A faithful copy is needed. Set down all of the data below exactly.

--- PROVIDED INFORMATION ---

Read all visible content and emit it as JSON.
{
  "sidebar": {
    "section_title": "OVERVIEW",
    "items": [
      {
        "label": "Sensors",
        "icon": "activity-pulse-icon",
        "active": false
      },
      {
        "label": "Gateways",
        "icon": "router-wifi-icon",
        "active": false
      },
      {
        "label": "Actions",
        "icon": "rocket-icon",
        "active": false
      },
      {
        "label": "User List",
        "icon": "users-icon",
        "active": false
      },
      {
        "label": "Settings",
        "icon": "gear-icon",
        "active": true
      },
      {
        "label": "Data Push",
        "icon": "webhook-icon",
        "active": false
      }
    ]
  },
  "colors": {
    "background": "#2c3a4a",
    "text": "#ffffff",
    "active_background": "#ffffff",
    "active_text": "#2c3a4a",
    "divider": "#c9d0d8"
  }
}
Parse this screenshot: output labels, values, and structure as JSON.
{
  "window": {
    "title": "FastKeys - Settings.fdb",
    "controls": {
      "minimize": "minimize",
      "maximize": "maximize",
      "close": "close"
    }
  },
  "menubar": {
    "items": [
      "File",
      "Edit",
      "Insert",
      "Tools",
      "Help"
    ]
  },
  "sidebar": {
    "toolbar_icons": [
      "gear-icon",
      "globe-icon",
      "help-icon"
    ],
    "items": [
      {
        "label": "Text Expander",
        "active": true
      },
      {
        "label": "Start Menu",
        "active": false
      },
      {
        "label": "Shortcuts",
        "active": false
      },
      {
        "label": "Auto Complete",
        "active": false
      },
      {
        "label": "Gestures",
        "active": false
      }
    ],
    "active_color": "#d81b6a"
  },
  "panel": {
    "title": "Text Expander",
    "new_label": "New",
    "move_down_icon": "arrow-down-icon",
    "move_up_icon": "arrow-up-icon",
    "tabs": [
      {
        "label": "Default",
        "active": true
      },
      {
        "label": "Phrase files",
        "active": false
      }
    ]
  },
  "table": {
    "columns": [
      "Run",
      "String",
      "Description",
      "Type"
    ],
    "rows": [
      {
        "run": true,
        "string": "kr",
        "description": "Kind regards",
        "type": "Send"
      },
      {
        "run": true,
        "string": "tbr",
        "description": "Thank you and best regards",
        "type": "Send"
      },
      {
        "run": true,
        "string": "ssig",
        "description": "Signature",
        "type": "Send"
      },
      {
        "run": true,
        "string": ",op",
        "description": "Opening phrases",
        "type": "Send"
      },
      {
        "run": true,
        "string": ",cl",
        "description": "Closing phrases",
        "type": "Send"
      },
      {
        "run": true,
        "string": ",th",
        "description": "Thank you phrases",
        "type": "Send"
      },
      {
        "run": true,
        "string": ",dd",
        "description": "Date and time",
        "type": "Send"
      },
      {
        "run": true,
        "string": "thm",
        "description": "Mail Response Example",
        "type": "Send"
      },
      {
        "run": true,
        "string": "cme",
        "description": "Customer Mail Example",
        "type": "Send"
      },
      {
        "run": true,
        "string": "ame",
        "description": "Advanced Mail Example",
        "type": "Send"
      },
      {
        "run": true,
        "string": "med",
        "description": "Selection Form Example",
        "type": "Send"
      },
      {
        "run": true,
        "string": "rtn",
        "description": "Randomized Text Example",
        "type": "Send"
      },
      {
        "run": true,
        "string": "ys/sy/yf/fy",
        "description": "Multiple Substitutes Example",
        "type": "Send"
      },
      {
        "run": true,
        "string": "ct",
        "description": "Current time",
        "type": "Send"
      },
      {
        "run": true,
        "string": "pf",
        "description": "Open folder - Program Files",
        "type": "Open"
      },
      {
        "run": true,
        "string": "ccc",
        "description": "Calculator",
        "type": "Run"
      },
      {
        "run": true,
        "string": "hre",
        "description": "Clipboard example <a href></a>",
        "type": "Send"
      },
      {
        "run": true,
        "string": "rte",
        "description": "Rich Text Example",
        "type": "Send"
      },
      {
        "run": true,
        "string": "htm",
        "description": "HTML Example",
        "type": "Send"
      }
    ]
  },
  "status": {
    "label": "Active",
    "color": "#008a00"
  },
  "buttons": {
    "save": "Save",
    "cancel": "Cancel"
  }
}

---

TASK RESULT:
Read all visible content and emit it as JSON.
{
  "sidebar": {
    "section_title": "OVERVIEW",
    "items": [
      {
        "label": "Sensors",
        "icon": "activity-pulse-icon",
        "active": false
      },
      {
        "label": "Gateways",
        "icon": "router-wifi-icon",
        "active": false
      },
      {
        "label": "Actions",
        "icon": "rocket-icon",
        "active": false
      },
      {
        "label": "User List",
        "icon": "users-icon",
        "active": false
      },
      {
        "label": "Settings",
        "icon": "gear-icon",
        "active": true
      },
      {
        "label": "Data Push",
        "icon": "webhook-icon",
        "active": false
      }
    ]
  },
  "colors": {
    "background": "#2c3a4a",
    "text": "#ffffff",
    "active_background": "#ffffff",
    "active_text": "#2c3a4a",
    "divider": "#c9d0d8"
  }
}
Parse this screenshot: output labels, values, and structure as JSON.
{
  "window": {
    "title": "FastKeys - Settings.fdb",
    "controls": {
      "minimize": "minimize",
      "maximize": "maximize",
      "close": "close"
    }
  },
  "menubar": {
    "items": [
      "File",
      "Edit",
      "Insert",
      "Tools",
      "Help"
    ]
  },
  "sidebar": {
    "toolbar_icons": [
      "gear-icon",
      "globe-icon",
      "help-icon"
    ],
    "items": [
      {
        "label": "Text Expander",
        "active": true
      },
      {
        "label": "Start Menu",
        "active": false
      },
      {
        "label": "Shortcuts",
        "active": false
      },
      {
        "label": "Auto Complete",
        "active": false
      },
      {
        "label": "Gestures",
        "active": false
      }
    ],
    "active_color": "#d81b6a"
  },
  "panel": {
    "title": "Text Expander",
    "new_label": "New",
    "move_down_icon": "arrow-down-icon",
    "move_up_icon": "arrow-up-icon",
    "tabs": [
      {
        "label": "Default",
        "active": true
      },
      {
        "label": "Phrase files",
        "active": false
      }
    ]
  },
  "table": {
    "columns": [
      "Run",
      "String",
      "Description",
      "Type"
    ],
    "rows": [
      {
        "run": true,
        "string": "kr",
        "description": "Kind regards",
        "type": "Send"
      },
      {
        "run": true,
        "string": "tbr",
        "description": "Thank you and best regards",
        "type": "Send"
      },
      {
        "run": true,
        "string": "ssig",
        "description": "Signature",
        "type": "Send"
      },
      {
        "run": true,
        "string": ",op",
        "description": "Opening phrases",
        "type": "Send"
      },
      {
        "run": true,
        "string": ",cl",
        "description": "Closing phrases",
        "type": "Send"
      },
      {
        "run": true,
        "string": ",th",
        "description": "Thank you phrases",
        "type": "Send"
      },
      {
        "run": true,
        "string": ",dd",
        "description": "Date and time",
        "type": "Send"
      },
      {
        "run": true,
        "string": "thm",
        "description": "Mail Response Example",
        "type": "Send"
      },
      {
        "run": true,
        "string": "cme",
        "description": "Customer Mail Example",
        "type": "Send"
      },
      {
        "run": true,
        "string": "ame",
        "description": "Advanced Mail Example",
        "type": "Send"
      },
      {
        "run": true,
        "string": "med",
        "description": "Selection Form Example",
        "type": "Send"
      },
      {
        "run": true,
        "string": "rtn",
        "description": "Randomized Text Example",
        "type": "Send"
      },
      {
        "run": true,
        "string": "ys/sy/yf/fy",
        "description": "Multiple Substitutes Example",
        "type": "Send"
      },
      {
        "run": true,
        "string": "ct",
        "description": "Current time",
        "type": "Send"
      },
      {
        "run": true,
        "string": "pf",
        "description": "Open folder - Program Files",
        "type": "Open"
      },
      {
        "run": true,
        "string": "ccc",
        "description": "Calculator",
        "type": "Run"
      },
      {
        "run": true,
        "string": "hre",
        "description": "Clipboard example <a href></a>",
        "type": "Send"
      },
      {
        "run": true,
        "string": "rte",
        "description": "Rich Text Example",
        "type": "Send"
      },
      {
        "run": true,
        "string": "htm",
        "description": "HTML Example",
        "type": "Send"
      }
    ]
  },
  "status": {
    "label": "Active",
    "color": "#008a00"
  },
  "buttons": {
    "save": "Save",
    "cancel": "Cancel"
  }
}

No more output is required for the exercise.